Seining Along Chesil by Sarah Acton
The living history in this book is alive, just out of reach as the voices linger, reaching us on underwater sea-bright paths.
This book of recordings, voices and remembering tells the collective story of seine-net fishing off the Dorset coast, a culture and community that thrived for hundreds of years as the seasonal runs of mackerel swam along Chesil Beach between May and October. This is fishing the traditional way, seine nets thrown in shallow water from open wooden boats run by tightly-knit crews. Although fish and seining have been in decline over the last fifty years, Seining Along Chesil gives us a vivid glimpse of how lerrets, bumper catches and the camaraderie of intergenerational crews made life rich, busy and exciting. It is also the story of how villages and communities were not only bound in communal, seasonal activity, but formed their own language and identity through their relationship to the fish and the sea. These stories pass on a living tradition through time – of fishermen and families in pursuit of adventure, pitted against the elements, money and food, completely connected to their place and people through working, loving and understanding the sea.

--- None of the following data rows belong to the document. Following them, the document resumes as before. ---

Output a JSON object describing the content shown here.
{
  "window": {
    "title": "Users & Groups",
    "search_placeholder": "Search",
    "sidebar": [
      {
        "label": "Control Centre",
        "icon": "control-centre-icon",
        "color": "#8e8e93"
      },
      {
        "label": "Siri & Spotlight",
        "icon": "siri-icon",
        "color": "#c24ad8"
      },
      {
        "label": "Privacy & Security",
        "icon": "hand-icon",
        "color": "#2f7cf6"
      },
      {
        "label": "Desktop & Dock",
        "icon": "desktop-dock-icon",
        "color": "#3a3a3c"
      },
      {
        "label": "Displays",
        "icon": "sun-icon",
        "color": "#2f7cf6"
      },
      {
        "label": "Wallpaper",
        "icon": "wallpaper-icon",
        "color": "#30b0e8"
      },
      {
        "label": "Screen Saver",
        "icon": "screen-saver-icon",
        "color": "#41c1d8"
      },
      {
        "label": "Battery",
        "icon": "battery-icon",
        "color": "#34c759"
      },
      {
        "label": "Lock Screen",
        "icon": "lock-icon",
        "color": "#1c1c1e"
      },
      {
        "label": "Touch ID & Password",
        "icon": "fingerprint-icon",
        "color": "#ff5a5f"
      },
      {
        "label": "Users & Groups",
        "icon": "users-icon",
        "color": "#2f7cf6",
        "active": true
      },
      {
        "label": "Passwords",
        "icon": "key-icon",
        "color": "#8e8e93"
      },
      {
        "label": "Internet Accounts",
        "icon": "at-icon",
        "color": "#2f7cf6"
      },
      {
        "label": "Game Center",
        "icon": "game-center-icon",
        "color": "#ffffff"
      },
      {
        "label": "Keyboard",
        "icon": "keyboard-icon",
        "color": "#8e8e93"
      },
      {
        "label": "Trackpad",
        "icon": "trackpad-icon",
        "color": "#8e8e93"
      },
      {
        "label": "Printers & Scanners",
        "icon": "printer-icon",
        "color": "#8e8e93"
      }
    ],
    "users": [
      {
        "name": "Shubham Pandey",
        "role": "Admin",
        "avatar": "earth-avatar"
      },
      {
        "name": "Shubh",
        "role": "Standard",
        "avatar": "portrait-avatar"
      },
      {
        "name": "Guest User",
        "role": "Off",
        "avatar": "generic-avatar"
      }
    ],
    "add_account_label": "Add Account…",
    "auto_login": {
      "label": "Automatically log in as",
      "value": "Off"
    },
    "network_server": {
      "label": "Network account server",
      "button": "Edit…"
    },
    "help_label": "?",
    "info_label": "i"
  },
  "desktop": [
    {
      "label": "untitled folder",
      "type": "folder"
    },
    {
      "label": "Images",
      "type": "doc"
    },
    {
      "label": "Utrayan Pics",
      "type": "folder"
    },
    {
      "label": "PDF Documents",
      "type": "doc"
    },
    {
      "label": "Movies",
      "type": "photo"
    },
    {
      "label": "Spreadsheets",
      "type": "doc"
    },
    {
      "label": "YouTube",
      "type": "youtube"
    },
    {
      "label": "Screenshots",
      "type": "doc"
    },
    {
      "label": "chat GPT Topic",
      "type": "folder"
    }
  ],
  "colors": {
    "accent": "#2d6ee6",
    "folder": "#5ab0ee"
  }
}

Paperback, illustrated throughout
Sarah Acton is a poet, oral history writer and community theatre-maker drawn to the sea, maritime culture and myth. Through her work, Sarah explores and delivers creative arts commissions and community projects for social engagement with focus on connection to nature, seasons and place. Sarah’s writing is inspired by how we shape narratives in collective and individual memory, the lens of myth, and sense of belonging to and of landscape – drawing on a passion for poetics and orality (the living voice, rhythms and dialect). Her work and practice also take form in participatory events, poetry walks and performance, such as the Heart of Stone community project on Portland which brings together local communities in co-creative theatre-making that celebrates folk culture.